• [Activity]: All of the entries below are to be copied without any alteration.
# # # #
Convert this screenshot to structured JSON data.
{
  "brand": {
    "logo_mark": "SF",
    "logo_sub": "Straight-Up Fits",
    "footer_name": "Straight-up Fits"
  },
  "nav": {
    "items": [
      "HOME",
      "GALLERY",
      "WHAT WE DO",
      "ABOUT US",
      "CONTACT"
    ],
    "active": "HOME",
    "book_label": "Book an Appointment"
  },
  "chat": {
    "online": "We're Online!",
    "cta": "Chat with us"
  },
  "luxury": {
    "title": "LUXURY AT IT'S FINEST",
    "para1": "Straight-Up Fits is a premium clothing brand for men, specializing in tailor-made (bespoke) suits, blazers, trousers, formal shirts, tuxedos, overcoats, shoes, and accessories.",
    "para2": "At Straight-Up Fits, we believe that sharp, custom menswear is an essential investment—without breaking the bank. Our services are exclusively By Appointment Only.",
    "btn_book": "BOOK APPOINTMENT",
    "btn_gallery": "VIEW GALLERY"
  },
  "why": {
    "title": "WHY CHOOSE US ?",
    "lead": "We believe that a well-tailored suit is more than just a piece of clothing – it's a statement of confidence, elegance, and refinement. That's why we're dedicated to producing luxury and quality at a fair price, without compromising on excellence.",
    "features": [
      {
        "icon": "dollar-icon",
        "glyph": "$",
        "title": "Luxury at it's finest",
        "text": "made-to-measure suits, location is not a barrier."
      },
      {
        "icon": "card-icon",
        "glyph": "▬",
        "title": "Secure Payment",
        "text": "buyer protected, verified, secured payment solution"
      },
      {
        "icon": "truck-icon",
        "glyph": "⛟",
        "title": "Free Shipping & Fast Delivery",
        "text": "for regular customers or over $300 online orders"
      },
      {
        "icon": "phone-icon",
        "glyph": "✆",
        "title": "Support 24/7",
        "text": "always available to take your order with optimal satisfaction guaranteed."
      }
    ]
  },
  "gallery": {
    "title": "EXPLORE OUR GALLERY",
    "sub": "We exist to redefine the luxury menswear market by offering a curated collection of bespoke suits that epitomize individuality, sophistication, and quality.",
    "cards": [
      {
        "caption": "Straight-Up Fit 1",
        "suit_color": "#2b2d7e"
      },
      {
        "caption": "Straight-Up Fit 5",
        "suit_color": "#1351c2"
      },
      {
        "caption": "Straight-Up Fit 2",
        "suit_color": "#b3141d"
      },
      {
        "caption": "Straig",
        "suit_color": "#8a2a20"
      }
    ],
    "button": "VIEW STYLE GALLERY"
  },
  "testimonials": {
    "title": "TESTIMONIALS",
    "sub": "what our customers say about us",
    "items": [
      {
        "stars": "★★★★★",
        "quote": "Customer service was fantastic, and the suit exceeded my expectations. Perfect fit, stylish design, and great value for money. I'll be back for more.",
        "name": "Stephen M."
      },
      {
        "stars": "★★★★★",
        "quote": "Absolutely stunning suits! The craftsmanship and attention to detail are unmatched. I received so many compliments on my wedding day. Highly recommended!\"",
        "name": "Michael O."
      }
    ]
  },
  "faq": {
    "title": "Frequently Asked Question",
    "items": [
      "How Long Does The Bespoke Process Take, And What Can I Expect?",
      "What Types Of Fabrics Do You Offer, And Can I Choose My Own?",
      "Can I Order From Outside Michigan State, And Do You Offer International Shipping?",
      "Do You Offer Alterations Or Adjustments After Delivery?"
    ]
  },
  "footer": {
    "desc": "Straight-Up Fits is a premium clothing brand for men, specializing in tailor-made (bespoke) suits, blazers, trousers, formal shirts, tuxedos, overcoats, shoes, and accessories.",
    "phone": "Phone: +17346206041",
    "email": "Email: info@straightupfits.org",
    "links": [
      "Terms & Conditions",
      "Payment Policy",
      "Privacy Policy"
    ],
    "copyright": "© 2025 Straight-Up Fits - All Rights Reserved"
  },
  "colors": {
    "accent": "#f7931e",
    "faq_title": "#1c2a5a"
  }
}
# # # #
• [Worked solution]:
Convert this screenshot to structured JSON data.
{
  "brand": {
    "logo_mark": "SF",
    "logo_sub": "Straight-Up Fits",
    "footer_name": "Straight-up Fits"
  },
  "nav": {
    "items": [
      "HOME",
      "GALLERY",
      "WHAT WE DO",
      "ABOUT US",
      "CONTACT"
    ],
    "active": "HOME",
    "book_label": "Book an Appointment"
  },
  "chat": {
    "online": "We're Online!",
    "cta": "Chat with us"
  },
  "luxury": {
    "title": "LUXURY AT IT'S FINEST",
    "para1": "Straight-Up Fits is a premium clothing brand for men, specializing in tailor-made (bespoke) suits, blazers, trousers, formal shirts, tuxedos, overcoats, shoes, and accessories.",
    "para2": "At Straight-Up Fits, we believe that sharp, custom menswear is an essential investment—without breaking the bank. Our services are exclusively By Appointment Only.",
    "btn_book": "BOOK APPOINTMENT",
    "btn_gallery": "VIEW GALLERY"
  },
  "why": {
    "title": "WHY CHOOSE US ?",
    "lead": "We believe that a well-tailored suit is more than just a piece of clothing – it's a statement of confidence, elegance, and refinement. That's why we're dedicated to producing luxury and quality at a fair price, without compromising on excellence.",
    "features": [
      {
        "icon": "dollar-icon",
        "glyph": "$",
        "title": "Luxury at it's finest",
        "text": "made-to-measure suits, location is not a barrier."
      },
      {
        "icon": "card-icon",
        "glyph": "▬",
        "title": "Secure Payment",
        "text": "buyer protected, verified, secured payment solution"
      },
      {
        "icon": "truck-icon",
        "glyph": "⛟",
        "title": "Free Shipping & Fast Delivery",
        "text": "for regular customers or over $300 online orders"
      },
      {
        "icon": "phone-icon",
        "glyph": "✆",
        "title": "Support 24/7",
        "text": "always available to take your order with optimal satisfaction guaranteed."
      }
    ]
  },
  "gallery": {
    "title": "EXPLORE OUR GALLERY",
    "sub": "We exist to redefine the luxury menswear market by offering a curated collection of bespoke suits that epitomize individuality, sophistication, and quality.",
    "cards": [
      {
        "caption": "Straight-Up Fit 1",
        "suit_color": "#2b2d7e"
      },
      {
        "caption": "Straight-Up Fit 5",
        "suit_color": "#1351c2"
      },
      {
        "caption": "Straight-Up Fit 2",
        "suit_color": "#b3141d"
      },
      {
        "caption": "Straig",
        "suit_color": "#8a2a20"
      }
    ],
    "button": "VIEW STYLE GALLERY"
  },
  "testimonials": {
    "title": "TESTIMONIALS",
    "sub": "what our customers say about us",
    "items": [
      {
        "stars": "★★★★★",
        "quote": "Customer service was fantastic, and the suit exceeded my expectations. Perfect fit, stylish design, and great value for money. I'll be back for more.",
        "name": "Stephen M."
      },
      {
        "stars": "★★★★★",
        "quote": "Absolutely stunning suits! The craftsmanship and attention to detail are unmatched. I received so many compliments on my wedding day. Highly recommended!\"",
        "name": "Michael O."
      }
    ]
  },
  "faq": {
    "title": "Frequently Asked Question",
    "items": [
      "How Long Does The Bespoke Process Take, And What Can I Expect?",
      "What Types Of Fabrics Do You Offer, And Can I Choose My Own?",
      "Can I Order From Outside Michigan State, And Do You Offer International Shipping?",
      "Do You Offer Alterations Or Adjustments After Delivery?"
    ]
  },
  "footer": {
    "desc": "Straight-Up Fits is a premium clothing brand for men, specializing in tailor-made (bespoke) suits, blazers, trousers, formal shirts, tuxedos, overcoats, shoes, and accessories.",
    "phone": "Phone: +17346206041",
    "email": "Email: info@straightupfits.org",
    "links": [
      "Terms & Conditions",
      "Payment Policy",
      "Privacy Policy"
    ],
    "copyright": "© 2025 Straight-Up Fits - All Rights Reserved"
  },
  "colors": {
    "accent": "#f7931e",
    "faq_title": "#1c2a5a"
  }
}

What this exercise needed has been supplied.